    Just curious... I have to replace a bag soon and this seems like a nice option. I'd like to see pictures inside of it.
  • A few more pointers

    First off - all Android tablets with LTE or 3G can also do the wireless hotspot trick, just to be complete.

    If you're travelling abroad, get a short contract SIM like KeepGo or RoamMobility and bring along a second phone or your 3G/LTE capable tablet and now you'll save a ton on data and phone charges and package like KeepGo can work in almost 30 countries in Europe without any modifications or extra fees. With a second phone - you can put your regular SIM in the space, the roaming SIM in your normal phone and be able to get calls on your normal number while using your normal phone for everything else.

    The Brookstone Saddlebag is amazingly useful and when you pop the side clips, it becomes a TSA acceptable bag for your laptop and tablet.

    I use a Rbk (Reebok) rolling carryon that also works as a backpack.. very useful for long trips.

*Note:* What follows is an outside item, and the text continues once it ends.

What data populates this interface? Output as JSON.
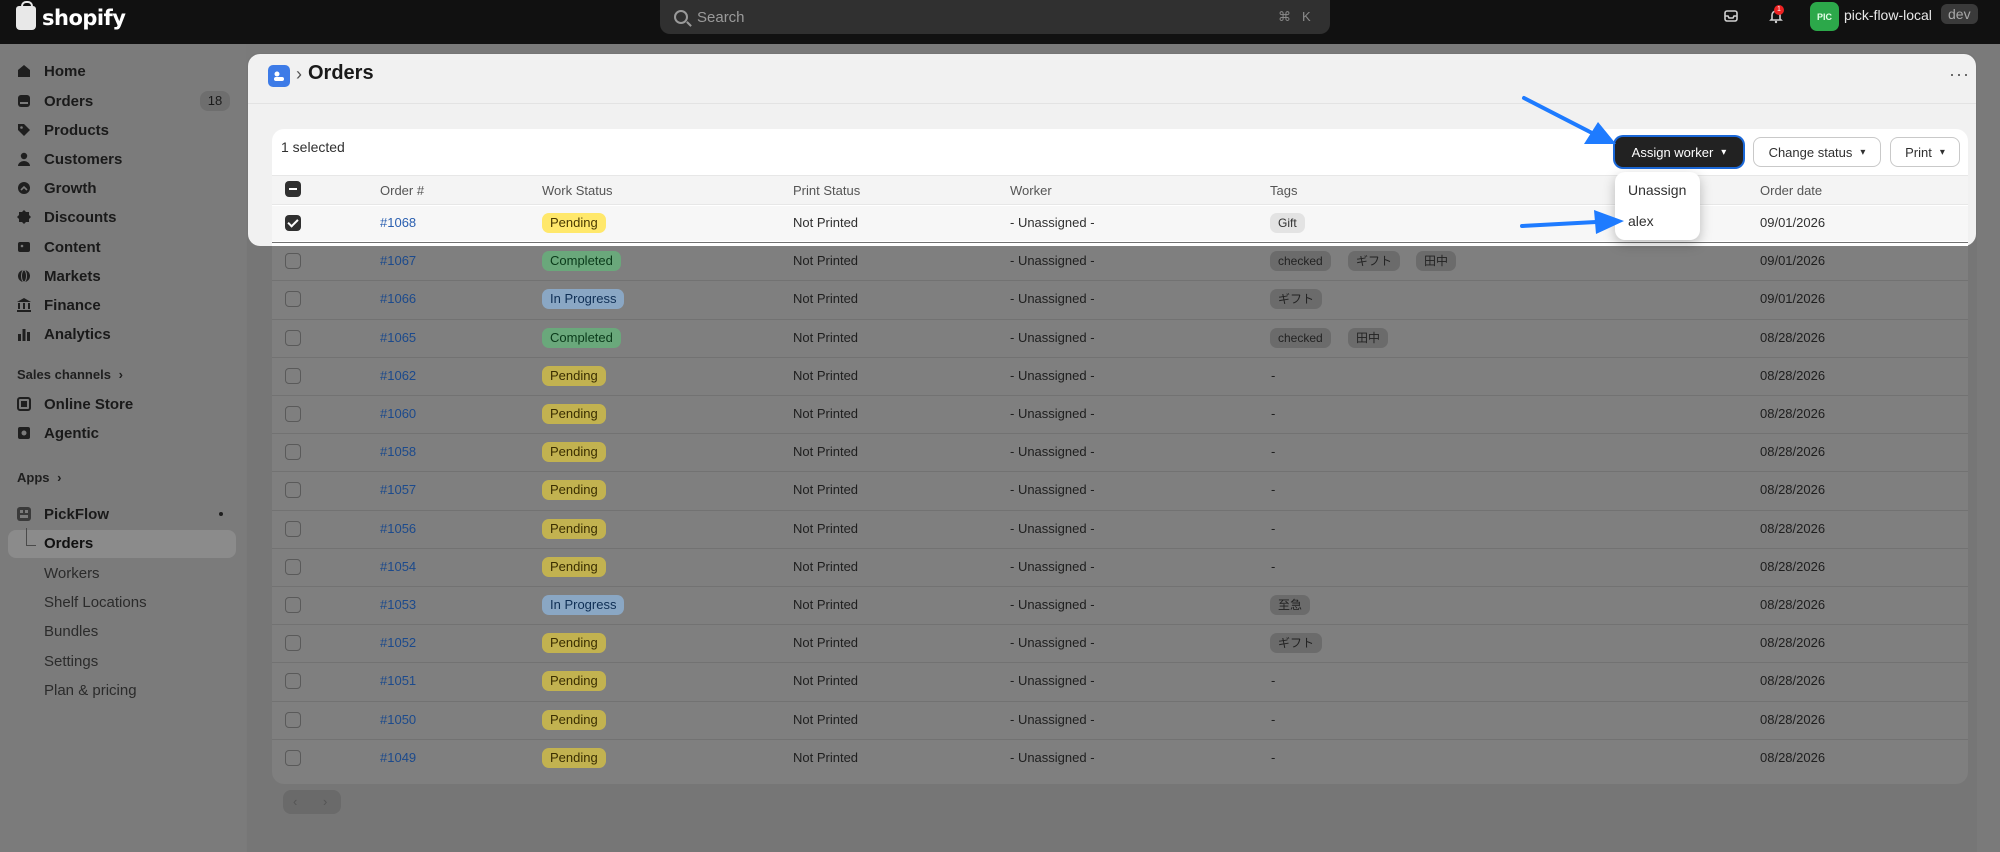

    Also, always carry a Go bag. These are heavy nylon bags that fold up into a small square and fit into a pouch sewn on the side. If you end up buying something you don't want in checkin, you check your carry on case in, and use this instead.

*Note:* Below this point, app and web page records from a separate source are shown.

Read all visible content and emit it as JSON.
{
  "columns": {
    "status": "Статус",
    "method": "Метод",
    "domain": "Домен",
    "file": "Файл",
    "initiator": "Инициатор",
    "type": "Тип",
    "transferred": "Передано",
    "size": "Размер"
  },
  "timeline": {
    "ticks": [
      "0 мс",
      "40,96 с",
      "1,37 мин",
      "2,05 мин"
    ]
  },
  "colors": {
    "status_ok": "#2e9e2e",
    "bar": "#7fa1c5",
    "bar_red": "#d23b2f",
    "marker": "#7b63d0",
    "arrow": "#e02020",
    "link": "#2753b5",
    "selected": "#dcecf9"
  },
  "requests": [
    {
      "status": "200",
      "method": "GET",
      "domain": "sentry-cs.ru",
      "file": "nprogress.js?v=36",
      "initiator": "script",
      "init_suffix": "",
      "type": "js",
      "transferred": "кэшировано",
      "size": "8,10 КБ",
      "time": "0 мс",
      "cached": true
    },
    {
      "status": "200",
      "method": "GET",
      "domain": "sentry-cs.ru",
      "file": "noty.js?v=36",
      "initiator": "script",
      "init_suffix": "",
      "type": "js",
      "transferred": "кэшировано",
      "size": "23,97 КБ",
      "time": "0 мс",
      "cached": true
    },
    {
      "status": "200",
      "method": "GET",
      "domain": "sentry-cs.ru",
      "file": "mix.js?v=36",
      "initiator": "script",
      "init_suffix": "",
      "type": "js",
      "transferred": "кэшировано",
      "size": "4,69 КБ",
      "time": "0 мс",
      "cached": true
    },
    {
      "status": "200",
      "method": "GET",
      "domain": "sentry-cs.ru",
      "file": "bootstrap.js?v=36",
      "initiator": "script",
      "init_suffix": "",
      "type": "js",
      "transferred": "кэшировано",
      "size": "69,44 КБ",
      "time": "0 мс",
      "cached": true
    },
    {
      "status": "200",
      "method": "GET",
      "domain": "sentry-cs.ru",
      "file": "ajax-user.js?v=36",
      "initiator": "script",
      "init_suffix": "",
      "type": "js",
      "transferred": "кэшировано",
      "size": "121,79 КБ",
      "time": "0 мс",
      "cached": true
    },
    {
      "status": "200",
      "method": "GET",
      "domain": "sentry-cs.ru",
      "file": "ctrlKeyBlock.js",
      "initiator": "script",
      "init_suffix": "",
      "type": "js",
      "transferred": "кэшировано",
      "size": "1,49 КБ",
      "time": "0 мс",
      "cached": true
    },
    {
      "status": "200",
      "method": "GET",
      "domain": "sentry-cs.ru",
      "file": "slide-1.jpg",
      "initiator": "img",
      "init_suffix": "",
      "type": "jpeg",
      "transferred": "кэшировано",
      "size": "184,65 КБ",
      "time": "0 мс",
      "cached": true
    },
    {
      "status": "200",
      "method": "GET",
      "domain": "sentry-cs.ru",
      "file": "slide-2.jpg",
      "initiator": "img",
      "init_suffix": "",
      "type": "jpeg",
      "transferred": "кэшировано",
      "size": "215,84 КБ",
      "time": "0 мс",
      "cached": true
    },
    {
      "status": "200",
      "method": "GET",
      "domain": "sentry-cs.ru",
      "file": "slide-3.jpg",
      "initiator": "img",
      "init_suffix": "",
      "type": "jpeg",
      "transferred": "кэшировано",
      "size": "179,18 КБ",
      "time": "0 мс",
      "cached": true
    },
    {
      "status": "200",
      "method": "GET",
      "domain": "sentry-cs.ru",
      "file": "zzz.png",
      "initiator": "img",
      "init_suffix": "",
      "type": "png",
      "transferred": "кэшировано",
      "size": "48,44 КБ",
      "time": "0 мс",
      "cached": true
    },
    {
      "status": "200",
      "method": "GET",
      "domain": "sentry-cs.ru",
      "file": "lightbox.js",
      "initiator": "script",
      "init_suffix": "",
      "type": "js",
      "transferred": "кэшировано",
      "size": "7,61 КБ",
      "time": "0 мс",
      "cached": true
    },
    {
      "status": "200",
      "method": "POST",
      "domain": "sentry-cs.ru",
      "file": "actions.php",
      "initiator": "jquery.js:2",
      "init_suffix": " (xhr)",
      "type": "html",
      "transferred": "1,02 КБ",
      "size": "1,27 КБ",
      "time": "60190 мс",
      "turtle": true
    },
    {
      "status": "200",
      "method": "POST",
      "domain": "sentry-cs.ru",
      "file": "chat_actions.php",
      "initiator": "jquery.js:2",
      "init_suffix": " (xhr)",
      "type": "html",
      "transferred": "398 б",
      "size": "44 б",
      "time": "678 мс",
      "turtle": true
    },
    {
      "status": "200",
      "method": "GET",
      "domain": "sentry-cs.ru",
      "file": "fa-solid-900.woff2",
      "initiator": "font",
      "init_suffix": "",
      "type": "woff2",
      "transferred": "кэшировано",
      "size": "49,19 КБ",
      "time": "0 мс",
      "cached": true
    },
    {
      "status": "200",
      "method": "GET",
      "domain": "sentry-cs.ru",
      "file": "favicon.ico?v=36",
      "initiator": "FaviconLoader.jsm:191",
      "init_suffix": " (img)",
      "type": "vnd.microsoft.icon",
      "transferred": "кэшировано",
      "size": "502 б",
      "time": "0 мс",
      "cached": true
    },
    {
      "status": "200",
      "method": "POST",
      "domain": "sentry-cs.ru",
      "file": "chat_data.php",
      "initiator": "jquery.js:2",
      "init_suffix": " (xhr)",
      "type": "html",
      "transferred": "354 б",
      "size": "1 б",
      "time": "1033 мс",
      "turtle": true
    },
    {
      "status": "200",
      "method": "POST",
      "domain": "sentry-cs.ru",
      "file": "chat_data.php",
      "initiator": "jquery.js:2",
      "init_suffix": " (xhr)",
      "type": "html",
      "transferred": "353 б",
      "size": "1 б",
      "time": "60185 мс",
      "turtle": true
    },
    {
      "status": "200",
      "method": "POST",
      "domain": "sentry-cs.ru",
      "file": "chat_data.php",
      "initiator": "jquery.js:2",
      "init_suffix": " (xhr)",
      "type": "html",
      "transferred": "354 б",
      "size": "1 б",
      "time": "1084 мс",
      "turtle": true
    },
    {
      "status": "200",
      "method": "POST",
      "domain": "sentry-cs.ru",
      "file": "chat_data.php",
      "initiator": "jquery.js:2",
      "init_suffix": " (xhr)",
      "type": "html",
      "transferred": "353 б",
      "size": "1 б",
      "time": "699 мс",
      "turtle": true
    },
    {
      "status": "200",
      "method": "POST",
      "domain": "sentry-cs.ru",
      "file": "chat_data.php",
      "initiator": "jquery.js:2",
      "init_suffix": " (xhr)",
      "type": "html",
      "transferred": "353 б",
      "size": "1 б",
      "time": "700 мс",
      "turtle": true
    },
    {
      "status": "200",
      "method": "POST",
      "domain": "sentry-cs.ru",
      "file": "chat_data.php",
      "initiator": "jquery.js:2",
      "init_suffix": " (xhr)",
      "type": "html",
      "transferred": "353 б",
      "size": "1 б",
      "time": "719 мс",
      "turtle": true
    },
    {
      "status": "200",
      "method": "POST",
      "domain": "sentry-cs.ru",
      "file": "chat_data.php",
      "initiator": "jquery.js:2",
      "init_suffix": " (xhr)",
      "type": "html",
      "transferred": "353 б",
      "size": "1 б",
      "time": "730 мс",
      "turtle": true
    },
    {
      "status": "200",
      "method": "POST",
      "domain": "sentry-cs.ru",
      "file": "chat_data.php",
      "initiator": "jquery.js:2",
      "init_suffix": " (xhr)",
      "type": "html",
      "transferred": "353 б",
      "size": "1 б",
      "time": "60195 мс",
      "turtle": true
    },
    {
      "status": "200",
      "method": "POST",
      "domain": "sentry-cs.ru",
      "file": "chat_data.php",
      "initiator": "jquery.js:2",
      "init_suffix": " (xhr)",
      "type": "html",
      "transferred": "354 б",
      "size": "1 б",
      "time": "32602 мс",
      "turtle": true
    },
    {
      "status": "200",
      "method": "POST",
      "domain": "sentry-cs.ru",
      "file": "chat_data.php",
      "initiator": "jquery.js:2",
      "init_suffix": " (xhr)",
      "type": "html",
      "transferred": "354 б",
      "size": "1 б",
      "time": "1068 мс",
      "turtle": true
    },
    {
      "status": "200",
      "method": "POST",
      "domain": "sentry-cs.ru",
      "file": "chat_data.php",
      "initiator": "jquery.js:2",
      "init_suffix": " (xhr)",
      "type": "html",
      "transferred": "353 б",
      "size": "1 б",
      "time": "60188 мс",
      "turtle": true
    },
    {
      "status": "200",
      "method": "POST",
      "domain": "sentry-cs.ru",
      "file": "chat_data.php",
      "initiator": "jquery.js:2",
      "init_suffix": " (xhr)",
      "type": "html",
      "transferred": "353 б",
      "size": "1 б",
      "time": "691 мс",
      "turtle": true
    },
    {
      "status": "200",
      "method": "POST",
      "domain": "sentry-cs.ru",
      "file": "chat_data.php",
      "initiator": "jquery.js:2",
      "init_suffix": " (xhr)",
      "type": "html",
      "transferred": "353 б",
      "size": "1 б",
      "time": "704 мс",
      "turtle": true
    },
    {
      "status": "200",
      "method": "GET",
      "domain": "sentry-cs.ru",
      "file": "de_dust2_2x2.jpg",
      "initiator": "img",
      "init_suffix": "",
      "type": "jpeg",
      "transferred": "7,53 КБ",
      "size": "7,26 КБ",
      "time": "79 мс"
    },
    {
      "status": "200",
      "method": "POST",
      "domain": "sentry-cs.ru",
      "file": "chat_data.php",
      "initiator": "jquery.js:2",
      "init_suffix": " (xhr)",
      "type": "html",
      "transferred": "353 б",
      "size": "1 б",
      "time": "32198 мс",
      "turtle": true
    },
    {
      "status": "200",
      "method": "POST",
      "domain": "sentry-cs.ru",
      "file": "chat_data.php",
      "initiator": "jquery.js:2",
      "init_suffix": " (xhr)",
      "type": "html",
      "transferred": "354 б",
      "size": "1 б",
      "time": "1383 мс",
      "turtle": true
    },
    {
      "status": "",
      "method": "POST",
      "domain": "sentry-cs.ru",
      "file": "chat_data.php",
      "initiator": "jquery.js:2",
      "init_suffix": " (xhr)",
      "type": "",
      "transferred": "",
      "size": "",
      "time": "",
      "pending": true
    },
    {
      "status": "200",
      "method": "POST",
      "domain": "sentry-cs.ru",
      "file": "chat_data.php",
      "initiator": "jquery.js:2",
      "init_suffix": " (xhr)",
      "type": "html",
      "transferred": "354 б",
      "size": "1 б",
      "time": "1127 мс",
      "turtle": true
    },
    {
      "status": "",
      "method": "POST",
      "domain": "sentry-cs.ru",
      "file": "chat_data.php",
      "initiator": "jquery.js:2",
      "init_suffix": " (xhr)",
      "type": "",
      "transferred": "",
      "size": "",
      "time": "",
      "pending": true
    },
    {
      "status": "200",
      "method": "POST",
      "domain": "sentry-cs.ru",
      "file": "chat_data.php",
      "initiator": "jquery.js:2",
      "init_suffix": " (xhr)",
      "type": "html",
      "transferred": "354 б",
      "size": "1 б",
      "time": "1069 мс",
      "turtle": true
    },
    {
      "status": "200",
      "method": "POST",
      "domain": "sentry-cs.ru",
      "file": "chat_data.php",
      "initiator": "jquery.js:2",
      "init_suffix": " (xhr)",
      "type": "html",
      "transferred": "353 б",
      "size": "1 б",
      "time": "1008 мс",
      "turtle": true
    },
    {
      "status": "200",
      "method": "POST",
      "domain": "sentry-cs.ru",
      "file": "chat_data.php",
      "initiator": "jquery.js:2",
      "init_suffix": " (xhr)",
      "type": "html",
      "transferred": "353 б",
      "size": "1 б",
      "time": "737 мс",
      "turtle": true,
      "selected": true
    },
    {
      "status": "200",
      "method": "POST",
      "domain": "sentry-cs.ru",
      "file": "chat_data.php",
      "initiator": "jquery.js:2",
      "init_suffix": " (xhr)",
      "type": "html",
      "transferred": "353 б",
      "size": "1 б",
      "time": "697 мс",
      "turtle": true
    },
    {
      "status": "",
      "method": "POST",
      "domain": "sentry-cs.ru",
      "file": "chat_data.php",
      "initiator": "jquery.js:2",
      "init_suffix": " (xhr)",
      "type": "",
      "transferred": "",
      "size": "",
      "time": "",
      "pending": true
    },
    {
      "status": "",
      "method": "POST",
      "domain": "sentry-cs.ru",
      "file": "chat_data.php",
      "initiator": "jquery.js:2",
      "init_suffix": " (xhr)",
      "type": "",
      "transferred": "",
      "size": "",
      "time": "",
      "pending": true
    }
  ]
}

    Finally - rather than the strip you show, I recommend the Monster Outlets to Go mini power bar and charger. It collapses up more compactly and includes two 5V USB chargers - a high power one for tablets and a low power one for phones.

    One important note: the thing that trips almost everyone up at an XRay machine: don't stack your hardware. Place them around your clothes in your bag and get a laptop bag that you can lay flat without overlapping hardware. You'll save a LOT of time and hassles.

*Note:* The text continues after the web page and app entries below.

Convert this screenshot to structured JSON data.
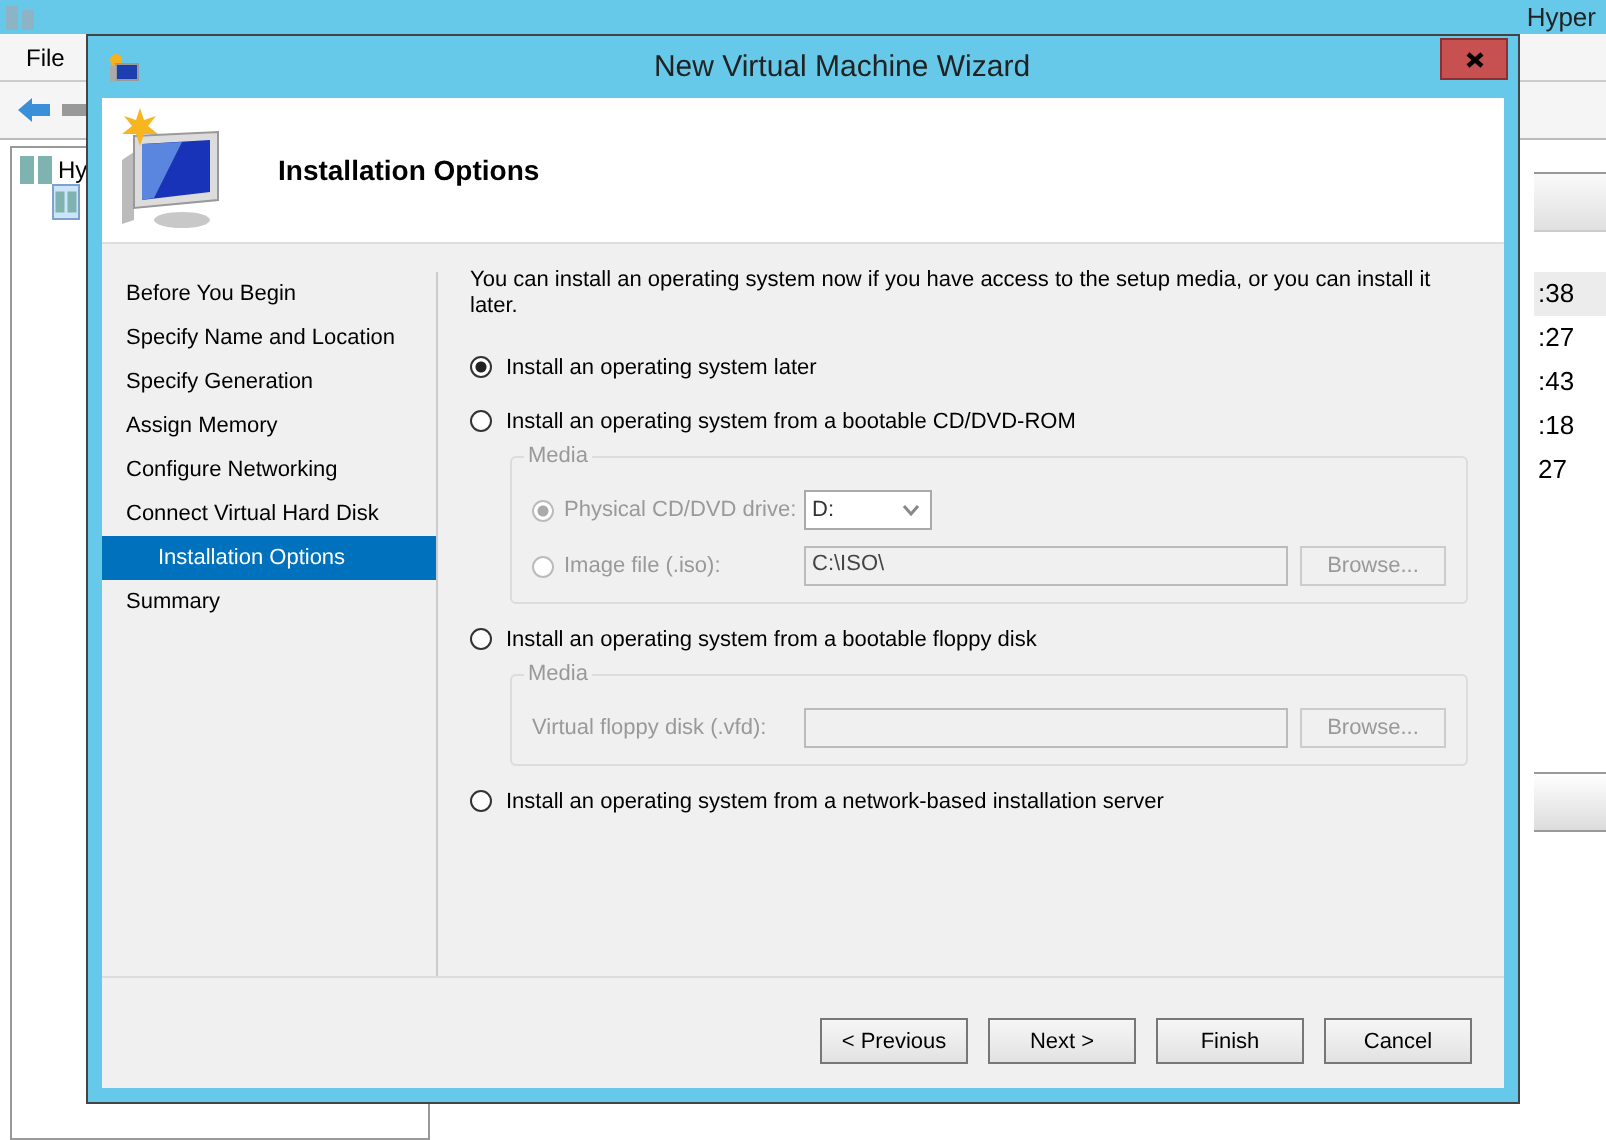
{
  "background_app": {
    "title": "Hyper",
    "menu": [
      "File"
    ],
    "tree": [
      {
        "label": "Hy",
        "children": [
          {
            "selected": true
          }
        ]
      }
    ],
    "times": [
      {
        "text": ":38",
        "selected": true
      },
      {
        "text": ":27",
        "selected": false
      },
      {
        "text": ":43",
        "selected": false
      },
      {
        "text": ":18",
        "selected": false
      },
      {
        "text": "27",
        "selected": false
      }
    ]
  },
  "wizard": {
    "title": "New Virtual Machine Wizard",
    "page_title": "Installation Options",
    "steps": [
      {
        "label": "Before You Begin",
        "selected": false
      },
      {
        "label": "Specify Name and Location",
        "selected": false
      },
      {
        "label": "Specify Generation",
        "selected": false
      },
      {
        "label": "Assign Memory",
        "selected": false
      },
      {
        "label": "Configure Networking",
        "selected": false
      },
      {
        "label": "Connect Virtual Hard Disk",
        "selected": false
      },
      {
        "label": "Installation Options",
        "selected": true
      },
      {
        "label": "Summary",
        "selected": false
      }
    ],
    "intro": "You can install an operating system now if you have access to the setup media, or you can install it later.",
    "options": [
      {
        "label": "Install an operating system later",
        "selected": true
      },
      {
        "label": "Install an operating system from a bootable CD/DVD-ROM",
        "selected": false,
        "media": {
          "title": "Media",
          "disabled": true,
          "rows": [
            {
              "kind": "radio",
              "label": "Physical CD/DVD drive:",
              "selected": true,
              "field": {
                "kind": "select",
                "value": "D:"
              }
            },
            {
              "kind": "radio",
              "label": "Image file (.iso):",
              "selected": false,
              "field": {
                "kind": "text",
                "value": "C:\\ISO\\"
              },
              "button": "Browse..."
            }
          ]
        }
      },
      {
        "label": "Install an operating system from a bootable floppy disk",
        "selected": false,
        "media": {
          "title": "Media",
          "disabled": true,
          "rows": [
            {
              "kind": "label",
              "label": "Virtual floppy disk (.vfd):",
              "field": {
                "kind": "text"
              },
              "button": "Browse..."
            }
          ]
        }
      },
      {
        "label": "Install an operating system from a network-based installation server",
        "selected": false
      }
    ],
    "buttons": [
      {
        "label": "< Previous"
      },
      {
        "label": "Next >"
      },
      {
        "label": "Finish"
      },
      {
        "label": "Cancel"
      }
    ]
  }
}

    • Werewolf

      Can you give us the links as to where to find the products you're talking about? If it's not too much trouble?
  • My list of gear...

    Small laptop backpack that fits under seat. Carryon bag for clothes, toiletries. T-Mobile SIII phone with hotspot capability, Verizon 4G MiFi, noise suppression headphones, bluetooth headset, a few snacks for when no time to catch meal, small bag of cables & chargers inside laptop bag, light weight Windows 7 laptop, Galaxy Tab 10.2 inside of same backpack. airline apps, Skype, Tripit, and Waze/GPS on phone. Tums, Advil, Pepto, and Zyrtec. Pens, paper, some coins, TSA-Precheck traveler card, and Kindle app on tablet, and a hard-copy of travel information, in case of an EM pulse that takes out the electronics. :-) Put anything critical in the backpack, and at the last second volunteer to let overhead bag get stowed in hold. This will get you early boarding, and your bag will be the first off the plane, or shell out the $10 for bump in boarding priority. (else your bag will get stowed, and you get worst of everything) Always get paper copy of boarding pass, as some airline electronic boarding passes don't have your TSA precheck number, and you'll get shoved over to restart security line. Don't put anything critical in luggage. Keep valuables in backpack that is with you. You can go shopping for clothes much easier than your missing laptop with presentations you were going to be presenting. If you want food to eat, bring it with you. Give yourself extra time at airports. Sitting is so much better than running :-)
  • Great tips!

    I use most of them myself - except for the laptop/tablet in the carry-on bag. All electronics go in a Tumi knapsack.

    The important tip I would add is to purchase a second laptop charger that is always kept in your small bag of cords. Do not take your primary charger with you. Why is that? Because I guarantee you'll forget your charger one time when you're in a hurry and forget to pack it. But if a travel charger is always in your bag, you will never forget it.

    Also, props on bringing BOTH a laptop and tablet. In fact, the year the first iPad came out doing just that saved my butt when I was several thousand miles from home. I pulled out my laptop and found the hard disk crashed. The iPad (version 1!) with Jump Desktop installed combined with the iPad's VPN support allowed me to connect to my desktop PC at home and do just about everything I needed while the laptop hard drive took the next 24 hours to run its detailed scan.